The family of Ariel Vega, who died in a plant room at Wollongong Hospital in 2011, will return to court this week for the second half of an inquest into the Mount St Thomas man’s death.
Mr Vega had been admitted to the hospital on the morning of August 8, 2011, for routine surgery, however went missing from his bed about 6.30pm while recovering in a general ward.
Nurses and security staff launched a extensive search for the missing 78-year-old in the hospital grounds and nearby streets, but failed to locate him.
He was eventually found dead 17 hours later, having broken his neck after falling face down through an aluminium-framed window within a plant room in a restricted part of the hospital.
Mr Vega’s family, including his heartbroken wife, Beatriz, sat through the first three days of the inquest, held in May this year.
They are expected to return to Wollongong courthouse this morning and in the coming days to hear the remainder of the evidence into how the much-loved father, grandfather and husband died.
In the first part of the inquest, the court heard a breakdown in hospital security procedures had allowed Mr Vega to enter the restricted area.
The inquest was told Mr Vega gained access to the plant room through two security doors that were normally locked, however on this occasion had been left propped open.
CCTV footage captured the moment Mr Vega walked through a normally-secured set of double doors into an open-air atrium that was off-limits to patients and under normal circumstances could only be opened with an electronic swipe card.
Mr Vega then accessed the plant room on the opposite side of the atrium, again via an open door, where he ultimately died.
Counsel assisting the coroner, Simeon Beckett, said the plant room doors were meant to shut automatically, however, there was evidence that the closing device was not fully functioning.
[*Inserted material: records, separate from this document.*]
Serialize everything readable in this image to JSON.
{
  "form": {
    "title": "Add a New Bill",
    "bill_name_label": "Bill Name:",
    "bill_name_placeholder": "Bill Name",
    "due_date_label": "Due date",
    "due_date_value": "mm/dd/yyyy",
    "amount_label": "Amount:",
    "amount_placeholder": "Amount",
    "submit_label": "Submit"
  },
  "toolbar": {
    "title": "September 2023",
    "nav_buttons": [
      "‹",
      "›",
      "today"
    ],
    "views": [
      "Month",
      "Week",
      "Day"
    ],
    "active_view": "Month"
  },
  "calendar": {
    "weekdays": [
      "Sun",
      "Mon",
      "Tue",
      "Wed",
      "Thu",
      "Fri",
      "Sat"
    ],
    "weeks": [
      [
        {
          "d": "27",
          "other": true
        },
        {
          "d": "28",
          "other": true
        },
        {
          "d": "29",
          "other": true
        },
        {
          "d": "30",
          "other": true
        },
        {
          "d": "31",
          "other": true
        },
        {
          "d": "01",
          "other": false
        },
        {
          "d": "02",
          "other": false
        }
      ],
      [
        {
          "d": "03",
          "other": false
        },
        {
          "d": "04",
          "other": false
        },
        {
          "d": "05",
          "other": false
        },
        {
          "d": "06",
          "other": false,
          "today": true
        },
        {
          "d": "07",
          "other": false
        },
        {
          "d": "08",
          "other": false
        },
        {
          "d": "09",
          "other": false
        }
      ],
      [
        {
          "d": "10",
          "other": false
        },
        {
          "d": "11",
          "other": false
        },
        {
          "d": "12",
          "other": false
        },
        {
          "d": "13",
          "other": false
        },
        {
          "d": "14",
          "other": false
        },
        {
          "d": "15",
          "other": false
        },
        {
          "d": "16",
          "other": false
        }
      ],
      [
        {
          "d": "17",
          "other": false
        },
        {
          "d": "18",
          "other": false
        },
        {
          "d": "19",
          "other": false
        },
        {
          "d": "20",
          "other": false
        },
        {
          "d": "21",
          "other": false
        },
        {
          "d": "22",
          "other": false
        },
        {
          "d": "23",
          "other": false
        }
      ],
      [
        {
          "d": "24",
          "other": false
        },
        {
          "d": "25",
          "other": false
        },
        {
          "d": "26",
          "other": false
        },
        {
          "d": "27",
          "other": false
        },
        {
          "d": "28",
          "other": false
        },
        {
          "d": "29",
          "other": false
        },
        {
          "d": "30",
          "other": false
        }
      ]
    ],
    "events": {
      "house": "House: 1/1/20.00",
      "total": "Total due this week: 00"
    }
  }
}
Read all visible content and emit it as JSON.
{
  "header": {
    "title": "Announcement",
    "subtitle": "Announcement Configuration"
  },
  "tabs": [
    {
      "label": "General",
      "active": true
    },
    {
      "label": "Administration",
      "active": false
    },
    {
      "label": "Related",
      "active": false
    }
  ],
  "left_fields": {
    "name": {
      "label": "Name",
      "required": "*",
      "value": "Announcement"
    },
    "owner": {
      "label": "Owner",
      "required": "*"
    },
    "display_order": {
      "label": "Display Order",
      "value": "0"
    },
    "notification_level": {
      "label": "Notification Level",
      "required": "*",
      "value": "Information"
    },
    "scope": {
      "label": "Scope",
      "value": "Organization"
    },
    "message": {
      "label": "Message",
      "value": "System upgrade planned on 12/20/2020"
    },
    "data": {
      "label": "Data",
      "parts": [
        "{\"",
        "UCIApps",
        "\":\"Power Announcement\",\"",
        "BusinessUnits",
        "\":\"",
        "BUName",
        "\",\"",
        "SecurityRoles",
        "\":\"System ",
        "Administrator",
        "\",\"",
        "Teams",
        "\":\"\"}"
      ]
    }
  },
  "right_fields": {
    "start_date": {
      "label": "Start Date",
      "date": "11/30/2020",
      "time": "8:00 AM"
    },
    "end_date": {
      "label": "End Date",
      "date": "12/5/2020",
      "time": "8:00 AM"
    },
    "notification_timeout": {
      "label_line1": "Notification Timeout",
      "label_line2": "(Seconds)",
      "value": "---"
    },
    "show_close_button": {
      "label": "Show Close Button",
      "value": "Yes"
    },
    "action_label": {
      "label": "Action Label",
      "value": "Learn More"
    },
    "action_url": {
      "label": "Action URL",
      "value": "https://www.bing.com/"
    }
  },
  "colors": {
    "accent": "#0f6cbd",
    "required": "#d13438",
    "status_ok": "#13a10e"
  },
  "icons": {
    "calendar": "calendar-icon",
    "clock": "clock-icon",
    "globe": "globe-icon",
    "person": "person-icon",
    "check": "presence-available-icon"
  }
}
Meantime, a nurse who was on duty at the time of Mr Vega’s disappearance broke down in tears when giving evidence in May of how he decided not to search the atrium area shortly before clocking off the evening Mr Vega went missing.
Registered nurse Philip Waples said when he finished his shift at 10pm he decided to look into the atrium area as he was leaving but did not venture further inside.
When asked if he thought at the time it was possible Mr Vega had gone through the doors, Mr Waples said it was possible, but he did not think so because the doors were always locked.
The inquest is expected to continue for another three to four days.
The Illawarra Mercury understands the remaining witnesses include hospital security guards who helped search for Mr Vega when he went missing.
It is also understood the inquest will seek answers to how and why the atrium and plant room doors came to be open on the day in question.